» WHAT IS BEING ASKED
None of the pictures should be copied, though every line of the listing must be printed exactly.

◇ ◇ ◇

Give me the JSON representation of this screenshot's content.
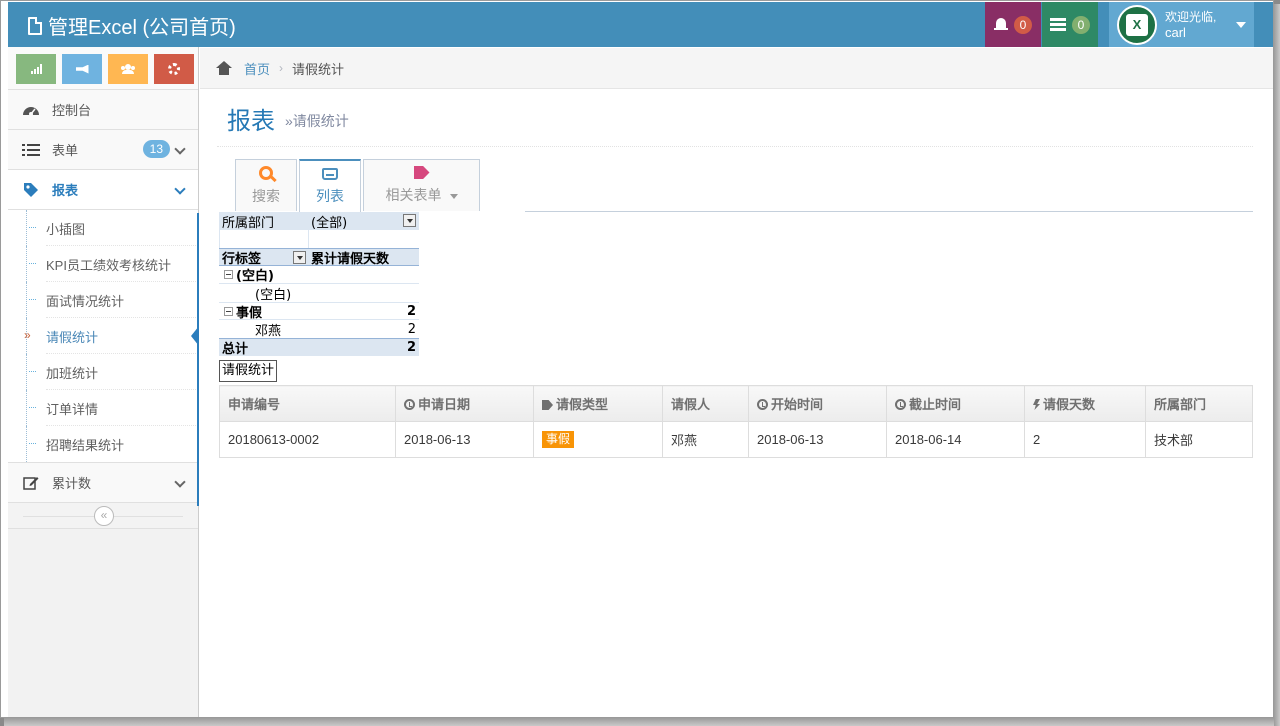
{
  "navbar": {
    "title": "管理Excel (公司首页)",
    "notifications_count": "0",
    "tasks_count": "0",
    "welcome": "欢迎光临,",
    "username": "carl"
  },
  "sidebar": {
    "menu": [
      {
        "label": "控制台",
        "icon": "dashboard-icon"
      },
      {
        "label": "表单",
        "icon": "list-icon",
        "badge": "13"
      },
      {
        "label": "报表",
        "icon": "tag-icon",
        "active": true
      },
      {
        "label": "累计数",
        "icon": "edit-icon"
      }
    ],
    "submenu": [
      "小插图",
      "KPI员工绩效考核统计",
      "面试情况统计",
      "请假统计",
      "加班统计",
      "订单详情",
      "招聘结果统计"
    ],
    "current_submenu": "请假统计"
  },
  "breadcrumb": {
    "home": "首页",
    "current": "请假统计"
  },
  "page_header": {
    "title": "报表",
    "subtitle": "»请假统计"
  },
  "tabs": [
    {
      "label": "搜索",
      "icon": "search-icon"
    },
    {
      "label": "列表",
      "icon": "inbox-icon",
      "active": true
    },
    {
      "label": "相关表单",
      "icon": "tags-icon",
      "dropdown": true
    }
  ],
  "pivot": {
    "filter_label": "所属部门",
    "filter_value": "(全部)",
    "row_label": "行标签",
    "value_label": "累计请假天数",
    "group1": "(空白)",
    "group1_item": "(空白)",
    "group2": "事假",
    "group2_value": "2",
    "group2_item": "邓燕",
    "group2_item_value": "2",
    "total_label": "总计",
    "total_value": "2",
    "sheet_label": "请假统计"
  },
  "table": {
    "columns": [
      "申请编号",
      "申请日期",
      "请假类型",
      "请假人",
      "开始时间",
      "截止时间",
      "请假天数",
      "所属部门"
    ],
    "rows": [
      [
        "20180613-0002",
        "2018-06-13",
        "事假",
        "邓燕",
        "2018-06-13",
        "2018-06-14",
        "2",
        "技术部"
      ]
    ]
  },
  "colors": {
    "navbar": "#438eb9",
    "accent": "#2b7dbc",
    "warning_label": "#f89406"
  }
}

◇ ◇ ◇

» RESULT OF THIS EXERCISE
Give me the JSON representation of this screenshot's content.
{
  "navbar": {
    "title": "管理Excel (公司首页)",
    "notifications_count": "0",
    "tasks_count": "0",
    "welcome": "欢迎光临,",
    "username": "carl"
  },
  "sidebar": {
    "menu": [
      {
        "label": "控制台",
        "icon": "dashboard-icon"
      },
      {
        "label": "表单",
        "icon": "list-icon",
        "badge": "13"
      },
      {
        "label": "报表",
        "icon": "tag-icon",
        "active": true
      },
      {
        "label": "累计数",
        "icon": "edit-icon"
      }
    ],
    "submenu": [
      "小插图",
      "KPI员工绩效考核统计",
      "面试情况统计",
      "请假统计",
      "加班统计",
      "订单详情",
      "招聘结果统计"
    ],
    "current_submenu": "请假统计"
  },
  "breadcrumb": {
    "home": "首页",
    "current": "请假统计"
  },
  "page_header": {
    "title": "报表",
    "subtitle": "»请假统计"
  },
  "tabs": [
    {
      "label": "搜索",
      "icon": "search-icon"
    },
    {
      "label": "列表",
      "icon": "inbox-icon",
      "active": true
    },
    {
      "label": "相关表单",
      "icon": "tags-icon",
      "dropdown": true
    }
  ],
  "pivot": {
    "filter_label": "所属部门",
    "filter_value": "(全部)",
    "row_label": "行标签",
    "value_label": "累计请假天数",
    "group1": "(空白)",
    "group1_item": "(空白)",
    "group2": "事假",
    "group2_value": "2",
    "group2_item": "邓燕",
    "group2_item_value": "2",
    "total_label": "总计",
    "total_value": "2",
    "sheet_label": "请假统计"
  },
  "table": {
    "columns": [
      "申请编号",
      "申请日期",
      "请假类型",
      "请假人",
      "开始时间",
      "截止时间",
      "请假天数",
      "所属部门"
    ],
    "rows": [
      [
        "20180613-0002",
        "2018-06-13",
        "事假",
        "邓燕",
        "2018-06-13",
        "2018-06-14",
        "2",
        "技术部"
      ]
    ]
  },
  "colors": {
    "navbar": "#438eb9",
    "accent": "#2b7dbc",
    "warning_label": "#f89406"
  }
}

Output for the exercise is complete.